Sets a custom run name. To display it in the app, add
sys/nameas a column.
You can also edit and view the name in the Run information view.
run["your/structure"] = some_value run["data/sample"].upload("figure/object/or/path/to/file") run["data/train/samples/images"].upload_files("path/to/directory") run["data/train/version"].track_files("path/to/artifacts") for epoch in range(100): # your training loop loss = ... run["train/loss"].append(loss)
ID, name, and description
Source code and environment
Learn how to enable or disable logging of:
Instead of uploading file contents in full, you can track metadata of files or directories.
Charts, plots, and graphs
You can store metadata of models and manage their lifecycle separately from runs.
For detailed walkthroughs and use cases, check the Tutorials section.
Each tutorial comes with Jupyter notebooks or scripts (usually both) as well as examples in the Neptune web app.
Examples on GitHub#
In the neptune-ai/examples repo on GitHub, you can browse our full library of example scripts, notebooks, use cases, and Neptune projects.
Neptune demo project#
To get an idea of what a Neptune project can be used for, you can browse the
showcase/onboarding-project sample project, which is set up for image segmentation.
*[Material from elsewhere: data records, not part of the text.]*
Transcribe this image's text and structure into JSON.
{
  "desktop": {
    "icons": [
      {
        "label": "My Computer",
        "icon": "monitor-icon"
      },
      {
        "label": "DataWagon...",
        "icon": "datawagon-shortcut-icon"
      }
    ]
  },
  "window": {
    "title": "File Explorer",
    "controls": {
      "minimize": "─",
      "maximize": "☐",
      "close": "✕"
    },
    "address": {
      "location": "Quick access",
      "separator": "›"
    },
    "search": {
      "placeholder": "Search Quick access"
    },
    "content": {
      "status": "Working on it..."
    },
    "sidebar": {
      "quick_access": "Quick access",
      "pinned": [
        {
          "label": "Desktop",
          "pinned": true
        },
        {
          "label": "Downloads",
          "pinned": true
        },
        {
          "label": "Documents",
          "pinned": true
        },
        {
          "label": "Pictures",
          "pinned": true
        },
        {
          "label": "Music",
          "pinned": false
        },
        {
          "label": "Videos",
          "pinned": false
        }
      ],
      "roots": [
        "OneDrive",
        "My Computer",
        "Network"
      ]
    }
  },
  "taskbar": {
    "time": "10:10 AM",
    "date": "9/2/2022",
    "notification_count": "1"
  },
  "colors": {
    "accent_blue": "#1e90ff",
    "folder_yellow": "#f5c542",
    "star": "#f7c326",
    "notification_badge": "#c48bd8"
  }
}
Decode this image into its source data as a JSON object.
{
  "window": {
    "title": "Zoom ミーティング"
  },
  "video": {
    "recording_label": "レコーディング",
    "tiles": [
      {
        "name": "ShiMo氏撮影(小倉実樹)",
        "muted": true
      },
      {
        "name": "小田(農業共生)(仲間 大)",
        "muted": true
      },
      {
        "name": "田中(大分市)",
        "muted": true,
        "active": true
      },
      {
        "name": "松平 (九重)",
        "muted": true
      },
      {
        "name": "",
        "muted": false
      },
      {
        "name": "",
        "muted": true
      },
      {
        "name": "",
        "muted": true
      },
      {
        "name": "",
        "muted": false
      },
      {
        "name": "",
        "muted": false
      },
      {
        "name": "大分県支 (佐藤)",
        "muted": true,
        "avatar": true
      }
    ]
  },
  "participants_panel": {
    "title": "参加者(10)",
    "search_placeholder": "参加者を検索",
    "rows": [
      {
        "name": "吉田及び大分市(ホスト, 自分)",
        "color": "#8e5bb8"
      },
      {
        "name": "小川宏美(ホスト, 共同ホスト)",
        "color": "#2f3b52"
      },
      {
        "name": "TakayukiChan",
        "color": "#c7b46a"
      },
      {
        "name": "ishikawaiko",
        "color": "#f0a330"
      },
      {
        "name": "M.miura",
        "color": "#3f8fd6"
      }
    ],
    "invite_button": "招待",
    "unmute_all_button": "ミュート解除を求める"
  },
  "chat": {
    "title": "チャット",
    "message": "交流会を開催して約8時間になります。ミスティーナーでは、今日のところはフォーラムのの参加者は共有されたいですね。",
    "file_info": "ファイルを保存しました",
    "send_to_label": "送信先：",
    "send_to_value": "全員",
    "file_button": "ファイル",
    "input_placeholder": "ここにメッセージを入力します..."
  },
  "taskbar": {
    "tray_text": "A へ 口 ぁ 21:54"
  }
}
Tip: Take a look at the
train.py script in the Source code view to see how the metadata was logged.